Hall County forecast
Thursday: Sunny, high in upper 70s, lows in lower 60s, winds 5 to 15 mph.
Friday: Mostly cloudy with a 20 percent chance of showers and thunderstorms, highs in the upper 70s, winds from 10-15 mph with gusts up to 25 mph.
Saturday: Mostly sunny, highs in the lower 80s.
Source: National Weather Service
As Hurricane Matthew barrels northward in the Atlantic Ocean, some areas on the coasts of Florida, Georgia and the Carolinas are bracing for as much as 10-12 inches of rain, according to the National Weather Service.
But Hall County is unlikely to see anywhere near that amount of precipitation. Vaughn Smith of the National Weather Service said the area is likely to see a maximum of a half inch of rain. The weather service is calling for a 20 percent chance of showers and thunderstorms Friday and mostly sunny weather Saturday in Hall County.
“This will not be a drought-buster for us,” Smith said.
Smith said a frontal boundary from the Mississippi River Valley has helped push Matthew’s projected track mostly offshore, leaving the highest rainfall totals over the ocean and much less inland.
Forecasters have placed all 100 miles of the Georgia coast under a hurricane watch.
The National Hurricane Center said Wednesday that Hurricane Matthew could bring powerful winds and dangerous storm surge to Georgia from the city of St. Marys near the Florida state line to Savannah.
Forecasts show Matthew will likely pass offshore Saturday, but close enough to land to cause potentially serious damage.
The hurricane center says tropical storm winds of 39 mph or greater could reach coastal Georgia today, while hurricane-force winds of 74 mph or greater could arrive late Friday. Several feet of storm surge are possible, especially if peak storm conditions occur during high tide.

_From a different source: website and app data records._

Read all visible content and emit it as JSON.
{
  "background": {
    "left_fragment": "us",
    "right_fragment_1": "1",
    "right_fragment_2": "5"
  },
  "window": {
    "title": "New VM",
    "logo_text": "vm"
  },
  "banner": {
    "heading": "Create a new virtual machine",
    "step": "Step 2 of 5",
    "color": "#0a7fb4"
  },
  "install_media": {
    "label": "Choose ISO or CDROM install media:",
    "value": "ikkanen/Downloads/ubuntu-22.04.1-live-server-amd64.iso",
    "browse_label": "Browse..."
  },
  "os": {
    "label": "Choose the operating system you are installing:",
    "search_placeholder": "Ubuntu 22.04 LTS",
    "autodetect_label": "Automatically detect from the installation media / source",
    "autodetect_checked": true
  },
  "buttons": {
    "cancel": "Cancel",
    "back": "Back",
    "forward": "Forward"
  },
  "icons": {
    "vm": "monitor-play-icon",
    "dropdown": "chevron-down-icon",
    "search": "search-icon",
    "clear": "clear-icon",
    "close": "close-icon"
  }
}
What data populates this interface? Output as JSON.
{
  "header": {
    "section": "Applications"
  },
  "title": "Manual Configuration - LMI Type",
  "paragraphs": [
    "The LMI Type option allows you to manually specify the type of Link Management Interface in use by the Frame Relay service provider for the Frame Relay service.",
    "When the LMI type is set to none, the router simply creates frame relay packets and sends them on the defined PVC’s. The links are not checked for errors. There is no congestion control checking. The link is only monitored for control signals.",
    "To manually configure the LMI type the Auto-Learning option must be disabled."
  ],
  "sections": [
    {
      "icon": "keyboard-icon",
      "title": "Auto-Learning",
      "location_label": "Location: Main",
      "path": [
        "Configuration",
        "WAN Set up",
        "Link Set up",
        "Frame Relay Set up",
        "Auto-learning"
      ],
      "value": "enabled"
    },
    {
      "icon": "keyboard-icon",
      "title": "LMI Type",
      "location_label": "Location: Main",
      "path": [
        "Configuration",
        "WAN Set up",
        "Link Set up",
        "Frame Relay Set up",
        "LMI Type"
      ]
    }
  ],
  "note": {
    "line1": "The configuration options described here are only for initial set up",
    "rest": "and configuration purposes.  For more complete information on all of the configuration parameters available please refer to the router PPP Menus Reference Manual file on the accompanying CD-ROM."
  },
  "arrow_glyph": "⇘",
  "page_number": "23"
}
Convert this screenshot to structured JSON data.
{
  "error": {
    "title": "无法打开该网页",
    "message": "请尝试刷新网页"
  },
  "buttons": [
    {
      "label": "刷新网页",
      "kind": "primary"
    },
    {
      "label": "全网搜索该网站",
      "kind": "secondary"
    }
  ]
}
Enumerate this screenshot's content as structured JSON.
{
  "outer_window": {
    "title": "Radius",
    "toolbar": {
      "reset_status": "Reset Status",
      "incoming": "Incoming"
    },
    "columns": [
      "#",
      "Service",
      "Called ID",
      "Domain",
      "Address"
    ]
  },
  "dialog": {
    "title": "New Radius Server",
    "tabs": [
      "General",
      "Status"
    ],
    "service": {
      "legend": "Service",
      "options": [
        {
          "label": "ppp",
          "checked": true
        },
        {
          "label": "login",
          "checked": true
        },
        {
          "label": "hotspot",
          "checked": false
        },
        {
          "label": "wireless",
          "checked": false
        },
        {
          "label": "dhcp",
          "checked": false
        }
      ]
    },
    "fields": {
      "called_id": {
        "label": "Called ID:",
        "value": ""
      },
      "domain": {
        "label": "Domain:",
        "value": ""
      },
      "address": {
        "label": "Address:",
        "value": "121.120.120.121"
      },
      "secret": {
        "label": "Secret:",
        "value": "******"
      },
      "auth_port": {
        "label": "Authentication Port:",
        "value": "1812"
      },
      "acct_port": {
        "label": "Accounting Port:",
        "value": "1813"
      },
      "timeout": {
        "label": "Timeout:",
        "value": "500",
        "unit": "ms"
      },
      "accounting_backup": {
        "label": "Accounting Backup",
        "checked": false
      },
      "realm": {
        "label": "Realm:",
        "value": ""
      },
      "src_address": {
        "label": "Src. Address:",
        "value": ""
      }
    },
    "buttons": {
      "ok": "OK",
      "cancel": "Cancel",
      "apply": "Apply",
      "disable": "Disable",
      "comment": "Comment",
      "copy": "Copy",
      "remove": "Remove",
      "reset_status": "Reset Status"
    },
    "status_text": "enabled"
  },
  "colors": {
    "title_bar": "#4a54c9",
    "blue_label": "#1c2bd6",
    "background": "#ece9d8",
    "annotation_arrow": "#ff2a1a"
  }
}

Early in the day Wednesday, Chatham and Glynn counties called for a voluntary evacuation of about 47,000 residents. The city of Tybee Island issued a mandatory evaluation order that began at 3 p.m.
The Georgia coast hasn’t seen such a hurricane evacuation since a near-miss with Hurricane Floyd in 1999. No storm has made direct landfall along the state’s coastline since Hurricane David in 1979, and the last time Georgia saw a direct hit from a Category 3 or greater storm was in 1898. Category 3 hurricanes have winds in excess of 110 mph.
Public school classes in the Savannah area were canceled for Wednesday through Friday, and Gov. Nathan Deal has declared a state of emergency for 30 southeast Georgia counties and ordered state emergency management officials to work closely with local agencies.
Georgia Power said it “is monitoring the changing weather around the clock, mobilizing crews and preparing to respond to any service interruptions, which may occur.”
Meanwhile, wind gusts up to 30 mph Thursday night and 25 mph during the day Friday might be the closest Hall County comes to experiencing the storm’s effects.
The Red Cross is also preparing for the storm and is seeking blood donations to help with possible fallout from Matthew.
“We encourage eligible donors to please give blood or platelets before the storm arrives to help ensure we have a readily available blood supply for patients in need,” the agency said in a news release Wednesday. “All eligible donors in parts of the country unaffected by Hurricane Matthew are also urged to schedule an appointment.”